[Entries from a dataset of interfaces]
= Beginning of Section =
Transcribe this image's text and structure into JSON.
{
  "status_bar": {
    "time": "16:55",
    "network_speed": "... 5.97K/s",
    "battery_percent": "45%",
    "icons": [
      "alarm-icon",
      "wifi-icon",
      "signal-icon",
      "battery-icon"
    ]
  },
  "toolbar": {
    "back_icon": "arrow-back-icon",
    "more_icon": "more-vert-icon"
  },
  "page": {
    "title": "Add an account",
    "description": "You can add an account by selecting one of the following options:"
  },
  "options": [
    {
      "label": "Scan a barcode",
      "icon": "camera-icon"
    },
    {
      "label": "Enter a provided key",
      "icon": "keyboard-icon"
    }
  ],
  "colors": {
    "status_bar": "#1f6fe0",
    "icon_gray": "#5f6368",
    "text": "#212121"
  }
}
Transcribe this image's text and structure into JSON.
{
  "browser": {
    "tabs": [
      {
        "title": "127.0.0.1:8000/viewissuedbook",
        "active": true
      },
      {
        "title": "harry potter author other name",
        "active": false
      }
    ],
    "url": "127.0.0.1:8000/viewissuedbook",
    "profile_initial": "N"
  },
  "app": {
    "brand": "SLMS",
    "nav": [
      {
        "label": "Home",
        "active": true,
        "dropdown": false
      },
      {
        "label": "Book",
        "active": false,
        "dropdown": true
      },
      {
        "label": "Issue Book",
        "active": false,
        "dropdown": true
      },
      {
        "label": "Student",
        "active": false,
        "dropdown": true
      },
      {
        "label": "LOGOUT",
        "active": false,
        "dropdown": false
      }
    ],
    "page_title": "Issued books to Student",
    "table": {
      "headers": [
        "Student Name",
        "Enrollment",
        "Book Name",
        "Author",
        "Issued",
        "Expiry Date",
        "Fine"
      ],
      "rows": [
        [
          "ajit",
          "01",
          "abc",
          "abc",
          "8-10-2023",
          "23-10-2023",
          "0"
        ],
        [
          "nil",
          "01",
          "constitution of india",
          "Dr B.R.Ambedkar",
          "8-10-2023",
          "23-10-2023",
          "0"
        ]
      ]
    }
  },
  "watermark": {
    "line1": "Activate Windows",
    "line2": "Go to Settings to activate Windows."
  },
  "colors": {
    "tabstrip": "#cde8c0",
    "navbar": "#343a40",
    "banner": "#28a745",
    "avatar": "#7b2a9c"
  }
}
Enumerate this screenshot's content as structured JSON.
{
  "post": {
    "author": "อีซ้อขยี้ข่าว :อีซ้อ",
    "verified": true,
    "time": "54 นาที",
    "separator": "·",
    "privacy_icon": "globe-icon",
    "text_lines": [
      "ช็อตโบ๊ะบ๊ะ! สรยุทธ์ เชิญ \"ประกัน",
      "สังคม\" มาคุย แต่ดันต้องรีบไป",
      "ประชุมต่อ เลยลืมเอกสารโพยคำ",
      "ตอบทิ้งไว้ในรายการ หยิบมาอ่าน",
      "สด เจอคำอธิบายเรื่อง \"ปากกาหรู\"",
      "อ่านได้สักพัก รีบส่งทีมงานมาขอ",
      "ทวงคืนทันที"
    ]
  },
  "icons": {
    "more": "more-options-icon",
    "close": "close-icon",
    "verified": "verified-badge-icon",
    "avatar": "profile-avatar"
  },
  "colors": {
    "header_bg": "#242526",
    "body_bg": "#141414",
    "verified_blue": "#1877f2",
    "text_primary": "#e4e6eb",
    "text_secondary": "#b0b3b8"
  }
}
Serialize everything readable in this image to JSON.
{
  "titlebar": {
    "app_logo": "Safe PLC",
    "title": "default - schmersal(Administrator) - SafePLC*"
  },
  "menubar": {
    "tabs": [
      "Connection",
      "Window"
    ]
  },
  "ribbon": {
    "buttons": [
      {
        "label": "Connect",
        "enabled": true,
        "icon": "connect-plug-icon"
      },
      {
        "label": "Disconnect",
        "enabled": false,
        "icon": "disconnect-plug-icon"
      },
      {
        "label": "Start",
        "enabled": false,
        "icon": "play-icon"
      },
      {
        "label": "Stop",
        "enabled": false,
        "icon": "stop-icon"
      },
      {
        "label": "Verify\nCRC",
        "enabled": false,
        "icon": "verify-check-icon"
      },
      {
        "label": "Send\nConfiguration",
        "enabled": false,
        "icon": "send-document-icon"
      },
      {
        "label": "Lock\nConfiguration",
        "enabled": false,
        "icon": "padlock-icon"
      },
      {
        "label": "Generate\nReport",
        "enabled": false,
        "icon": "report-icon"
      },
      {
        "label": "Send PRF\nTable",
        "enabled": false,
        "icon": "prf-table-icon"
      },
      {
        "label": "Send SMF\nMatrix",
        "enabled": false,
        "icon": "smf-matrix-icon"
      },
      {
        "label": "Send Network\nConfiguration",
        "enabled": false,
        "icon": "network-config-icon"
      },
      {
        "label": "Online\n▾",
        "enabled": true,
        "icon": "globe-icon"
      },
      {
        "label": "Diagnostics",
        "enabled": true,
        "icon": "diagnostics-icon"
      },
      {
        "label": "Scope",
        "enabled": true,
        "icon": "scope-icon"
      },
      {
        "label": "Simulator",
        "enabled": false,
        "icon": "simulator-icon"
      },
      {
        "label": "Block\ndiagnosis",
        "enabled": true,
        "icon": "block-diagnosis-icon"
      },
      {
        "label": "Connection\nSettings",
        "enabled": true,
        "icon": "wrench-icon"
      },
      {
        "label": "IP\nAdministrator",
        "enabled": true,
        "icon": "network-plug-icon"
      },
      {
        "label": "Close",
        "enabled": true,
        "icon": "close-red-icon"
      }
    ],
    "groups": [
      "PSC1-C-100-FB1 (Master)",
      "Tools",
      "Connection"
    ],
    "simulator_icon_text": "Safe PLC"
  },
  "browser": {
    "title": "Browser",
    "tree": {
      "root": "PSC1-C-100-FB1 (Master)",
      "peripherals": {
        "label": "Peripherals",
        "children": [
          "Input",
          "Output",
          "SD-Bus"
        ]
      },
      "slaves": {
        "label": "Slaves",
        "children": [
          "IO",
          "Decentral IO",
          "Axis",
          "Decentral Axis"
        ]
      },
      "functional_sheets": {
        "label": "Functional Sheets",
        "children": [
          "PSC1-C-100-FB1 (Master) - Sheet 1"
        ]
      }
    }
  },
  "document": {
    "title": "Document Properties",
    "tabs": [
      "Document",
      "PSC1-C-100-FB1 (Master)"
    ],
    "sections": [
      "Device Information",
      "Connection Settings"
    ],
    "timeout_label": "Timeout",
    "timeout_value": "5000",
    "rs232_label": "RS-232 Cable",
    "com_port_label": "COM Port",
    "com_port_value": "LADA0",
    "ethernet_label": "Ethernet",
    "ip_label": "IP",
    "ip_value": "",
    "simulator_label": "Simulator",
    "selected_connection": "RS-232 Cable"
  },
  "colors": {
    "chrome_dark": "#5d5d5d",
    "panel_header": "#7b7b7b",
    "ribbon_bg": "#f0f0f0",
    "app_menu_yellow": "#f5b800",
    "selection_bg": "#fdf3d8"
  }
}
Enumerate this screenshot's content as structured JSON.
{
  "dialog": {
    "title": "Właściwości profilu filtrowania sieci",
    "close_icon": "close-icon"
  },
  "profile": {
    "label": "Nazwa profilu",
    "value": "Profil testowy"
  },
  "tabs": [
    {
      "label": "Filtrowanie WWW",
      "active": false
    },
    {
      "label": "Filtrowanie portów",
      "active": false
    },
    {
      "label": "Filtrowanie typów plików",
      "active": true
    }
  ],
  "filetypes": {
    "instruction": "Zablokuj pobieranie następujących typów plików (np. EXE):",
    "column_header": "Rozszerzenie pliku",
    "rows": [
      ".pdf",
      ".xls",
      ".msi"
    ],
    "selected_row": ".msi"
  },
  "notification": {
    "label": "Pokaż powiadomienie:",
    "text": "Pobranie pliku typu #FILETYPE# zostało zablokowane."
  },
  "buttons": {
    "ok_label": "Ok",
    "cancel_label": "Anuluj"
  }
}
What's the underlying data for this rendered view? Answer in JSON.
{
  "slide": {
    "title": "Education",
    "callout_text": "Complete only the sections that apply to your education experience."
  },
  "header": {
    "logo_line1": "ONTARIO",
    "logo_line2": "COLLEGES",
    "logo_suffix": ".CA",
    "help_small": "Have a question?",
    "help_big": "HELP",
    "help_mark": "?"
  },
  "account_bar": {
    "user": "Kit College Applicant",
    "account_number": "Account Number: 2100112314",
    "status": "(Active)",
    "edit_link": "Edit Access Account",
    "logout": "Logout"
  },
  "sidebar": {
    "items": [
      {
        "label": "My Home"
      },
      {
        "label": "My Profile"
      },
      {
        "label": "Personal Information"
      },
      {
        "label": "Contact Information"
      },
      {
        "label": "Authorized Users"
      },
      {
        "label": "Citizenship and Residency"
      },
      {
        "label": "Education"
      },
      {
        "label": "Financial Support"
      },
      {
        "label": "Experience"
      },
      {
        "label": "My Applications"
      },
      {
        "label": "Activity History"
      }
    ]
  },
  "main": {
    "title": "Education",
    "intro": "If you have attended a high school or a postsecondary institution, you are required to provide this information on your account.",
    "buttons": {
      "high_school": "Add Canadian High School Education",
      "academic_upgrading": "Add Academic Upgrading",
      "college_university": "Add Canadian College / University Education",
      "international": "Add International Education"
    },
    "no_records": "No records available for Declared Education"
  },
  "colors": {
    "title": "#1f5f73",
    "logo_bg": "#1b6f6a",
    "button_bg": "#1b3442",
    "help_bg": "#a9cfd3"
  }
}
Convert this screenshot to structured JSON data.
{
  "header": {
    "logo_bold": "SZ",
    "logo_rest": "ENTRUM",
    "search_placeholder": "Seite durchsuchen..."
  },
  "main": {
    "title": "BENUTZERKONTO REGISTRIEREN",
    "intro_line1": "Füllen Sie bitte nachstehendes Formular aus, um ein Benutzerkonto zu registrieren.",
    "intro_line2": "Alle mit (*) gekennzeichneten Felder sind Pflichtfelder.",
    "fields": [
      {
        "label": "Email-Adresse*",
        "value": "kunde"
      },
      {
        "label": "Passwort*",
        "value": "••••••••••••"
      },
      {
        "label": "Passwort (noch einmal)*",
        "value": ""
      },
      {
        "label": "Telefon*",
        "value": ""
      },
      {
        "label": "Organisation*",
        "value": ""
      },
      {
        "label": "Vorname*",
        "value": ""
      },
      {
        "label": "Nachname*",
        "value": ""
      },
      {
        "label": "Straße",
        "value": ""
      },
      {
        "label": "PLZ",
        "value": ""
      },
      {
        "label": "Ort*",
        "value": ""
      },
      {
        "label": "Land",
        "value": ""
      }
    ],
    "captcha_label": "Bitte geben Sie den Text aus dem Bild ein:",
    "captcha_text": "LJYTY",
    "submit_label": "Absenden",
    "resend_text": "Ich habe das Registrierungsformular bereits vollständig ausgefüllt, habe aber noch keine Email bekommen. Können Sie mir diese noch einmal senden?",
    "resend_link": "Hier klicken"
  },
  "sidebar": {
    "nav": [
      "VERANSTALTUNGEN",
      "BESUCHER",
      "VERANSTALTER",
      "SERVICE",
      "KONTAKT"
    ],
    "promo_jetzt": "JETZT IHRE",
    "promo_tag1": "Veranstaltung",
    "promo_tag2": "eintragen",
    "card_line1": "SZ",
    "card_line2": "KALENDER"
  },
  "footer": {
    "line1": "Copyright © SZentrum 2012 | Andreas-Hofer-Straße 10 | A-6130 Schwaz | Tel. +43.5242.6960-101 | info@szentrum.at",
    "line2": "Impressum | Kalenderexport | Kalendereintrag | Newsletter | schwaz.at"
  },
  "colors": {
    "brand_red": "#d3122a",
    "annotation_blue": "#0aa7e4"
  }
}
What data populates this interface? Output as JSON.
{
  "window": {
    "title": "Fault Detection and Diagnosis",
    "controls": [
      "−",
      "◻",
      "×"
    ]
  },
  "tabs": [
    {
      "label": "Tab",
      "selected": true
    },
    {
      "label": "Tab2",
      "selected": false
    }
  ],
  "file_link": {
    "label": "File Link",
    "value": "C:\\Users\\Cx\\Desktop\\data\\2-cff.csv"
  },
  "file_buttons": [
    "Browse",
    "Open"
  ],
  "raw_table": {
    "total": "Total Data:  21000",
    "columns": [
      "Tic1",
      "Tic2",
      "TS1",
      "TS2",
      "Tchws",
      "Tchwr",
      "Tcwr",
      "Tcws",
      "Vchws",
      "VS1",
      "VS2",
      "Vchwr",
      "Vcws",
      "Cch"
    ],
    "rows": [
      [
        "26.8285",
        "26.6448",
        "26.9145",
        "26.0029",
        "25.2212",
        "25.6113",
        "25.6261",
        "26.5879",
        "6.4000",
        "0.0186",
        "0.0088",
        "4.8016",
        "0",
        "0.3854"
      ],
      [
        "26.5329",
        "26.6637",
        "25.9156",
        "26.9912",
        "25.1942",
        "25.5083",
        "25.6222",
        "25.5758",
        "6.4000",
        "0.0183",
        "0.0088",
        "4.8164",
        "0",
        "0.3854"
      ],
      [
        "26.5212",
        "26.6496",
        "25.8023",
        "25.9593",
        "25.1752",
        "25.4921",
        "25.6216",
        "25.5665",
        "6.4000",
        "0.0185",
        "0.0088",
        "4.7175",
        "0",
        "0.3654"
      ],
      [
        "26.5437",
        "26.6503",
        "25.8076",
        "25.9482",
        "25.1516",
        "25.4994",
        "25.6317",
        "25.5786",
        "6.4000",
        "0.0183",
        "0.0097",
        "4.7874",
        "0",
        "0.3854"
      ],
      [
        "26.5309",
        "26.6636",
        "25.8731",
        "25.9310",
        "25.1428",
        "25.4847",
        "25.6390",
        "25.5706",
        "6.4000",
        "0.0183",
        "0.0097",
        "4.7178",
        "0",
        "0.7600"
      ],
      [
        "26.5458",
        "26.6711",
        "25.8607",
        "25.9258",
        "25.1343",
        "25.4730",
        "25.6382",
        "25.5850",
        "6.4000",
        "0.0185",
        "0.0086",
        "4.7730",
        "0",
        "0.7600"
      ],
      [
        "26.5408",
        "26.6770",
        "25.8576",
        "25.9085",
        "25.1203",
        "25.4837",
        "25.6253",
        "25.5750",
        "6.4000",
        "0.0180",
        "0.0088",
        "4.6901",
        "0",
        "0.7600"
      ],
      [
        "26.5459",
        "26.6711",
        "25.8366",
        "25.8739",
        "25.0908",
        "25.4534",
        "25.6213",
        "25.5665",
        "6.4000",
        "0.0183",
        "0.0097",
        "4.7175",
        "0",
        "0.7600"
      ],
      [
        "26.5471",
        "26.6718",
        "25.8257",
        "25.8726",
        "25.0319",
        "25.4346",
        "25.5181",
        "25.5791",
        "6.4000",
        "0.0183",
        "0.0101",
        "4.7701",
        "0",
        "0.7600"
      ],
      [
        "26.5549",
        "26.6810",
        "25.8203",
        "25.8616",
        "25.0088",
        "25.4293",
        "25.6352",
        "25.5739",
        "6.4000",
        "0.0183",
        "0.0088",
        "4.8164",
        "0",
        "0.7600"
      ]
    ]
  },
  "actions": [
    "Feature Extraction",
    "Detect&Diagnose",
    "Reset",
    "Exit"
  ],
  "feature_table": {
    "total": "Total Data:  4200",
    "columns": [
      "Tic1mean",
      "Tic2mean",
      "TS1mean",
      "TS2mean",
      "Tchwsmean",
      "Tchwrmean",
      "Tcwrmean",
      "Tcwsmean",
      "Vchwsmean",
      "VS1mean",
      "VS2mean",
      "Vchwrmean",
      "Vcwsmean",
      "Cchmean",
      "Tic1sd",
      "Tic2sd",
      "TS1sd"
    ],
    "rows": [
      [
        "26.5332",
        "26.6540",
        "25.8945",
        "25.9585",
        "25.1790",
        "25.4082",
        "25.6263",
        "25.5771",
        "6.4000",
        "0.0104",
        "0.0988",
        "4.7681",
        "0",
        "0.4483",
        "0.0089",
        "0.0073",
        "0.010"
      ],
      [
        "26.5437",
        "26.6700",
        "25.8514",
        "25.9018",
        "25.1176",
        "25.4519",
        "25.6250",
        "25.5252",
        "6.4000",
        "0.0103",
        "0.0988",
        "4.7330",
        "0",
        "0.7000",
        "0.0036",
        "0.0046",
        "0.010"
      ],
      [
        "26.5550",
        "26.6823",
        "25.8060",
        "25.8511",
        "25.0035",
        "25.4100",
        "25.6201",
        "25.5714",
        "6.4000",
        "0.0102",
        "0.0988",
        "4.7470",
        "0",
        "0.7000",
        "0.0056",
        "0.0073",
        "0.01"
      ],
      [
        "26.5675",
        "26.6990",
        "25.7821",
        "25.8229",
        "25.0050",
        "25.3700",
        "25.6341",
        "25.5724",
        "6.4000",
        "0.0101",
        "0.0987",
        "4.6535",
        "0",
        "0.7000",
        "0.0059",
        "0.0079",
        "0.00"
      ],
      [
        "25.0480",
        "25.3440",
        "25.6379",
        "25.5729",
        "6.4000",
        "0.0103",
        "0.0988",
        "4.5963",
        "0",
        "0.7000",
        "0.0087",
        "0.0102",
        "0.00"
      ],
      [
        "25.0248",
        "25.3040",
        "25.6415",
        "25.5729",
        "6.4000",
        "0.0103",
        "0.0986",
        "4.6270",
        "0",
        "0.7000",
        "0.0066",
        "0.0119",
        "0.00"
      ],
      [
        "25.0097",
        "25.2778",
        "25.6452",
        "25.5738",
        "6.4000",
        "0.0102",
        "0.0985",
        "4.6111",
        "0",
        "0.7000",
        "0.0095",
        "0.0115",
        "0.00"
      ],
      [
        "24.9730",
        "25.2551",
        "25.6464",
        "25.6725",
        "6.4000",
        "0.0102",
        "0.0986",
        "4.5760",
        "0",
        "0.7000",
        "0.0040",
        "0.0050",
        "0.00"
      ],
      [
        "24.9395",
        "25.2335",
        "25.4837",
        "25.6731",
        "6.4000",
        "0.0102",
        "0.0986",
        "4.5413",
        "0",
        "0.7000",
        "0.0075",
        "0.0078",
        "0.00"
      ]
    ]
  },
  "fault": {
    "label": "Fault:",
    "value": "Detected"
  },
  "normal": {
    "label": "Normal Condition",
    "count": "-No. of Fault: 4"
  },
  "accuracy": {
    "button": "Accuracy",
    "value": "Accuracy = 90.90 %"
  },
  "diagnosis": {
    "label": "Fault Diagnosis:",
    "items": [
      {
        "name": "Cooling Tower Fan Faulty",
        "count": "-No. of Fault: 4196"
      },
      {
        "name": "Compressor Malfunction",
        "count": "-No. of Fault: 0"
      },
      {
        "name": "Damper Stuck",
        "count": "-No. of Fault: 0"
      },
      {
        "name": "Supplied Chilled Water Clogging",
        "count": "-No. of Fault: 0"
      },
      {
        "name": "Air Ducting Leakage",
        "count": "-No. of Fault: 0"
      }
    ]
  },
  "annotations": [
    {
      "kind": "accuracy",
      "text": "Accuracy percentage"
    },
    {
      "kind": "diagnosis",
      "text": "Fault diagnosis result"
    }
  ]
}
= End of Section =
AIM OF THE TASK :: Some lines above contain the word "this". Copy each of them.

WRITTEN RESPONSE ::
Transcribe this image's text and structure into JSON.
Transcribe this image's text and structure into JSON.
Enumerate this screenshot's content as structured JSON.
Serialize everything readable in this image to JSON.
Enumerate this screenshot's content as structured JSON.
What's the underlying data for this rendered view? Answer in JSON.
    "intro": "If you have attended a high school or a postsecondary institution, you are required to provide this information on your account.",
Convert this screenshot to structured JSON data.
What data populates this interface? Output as JSON.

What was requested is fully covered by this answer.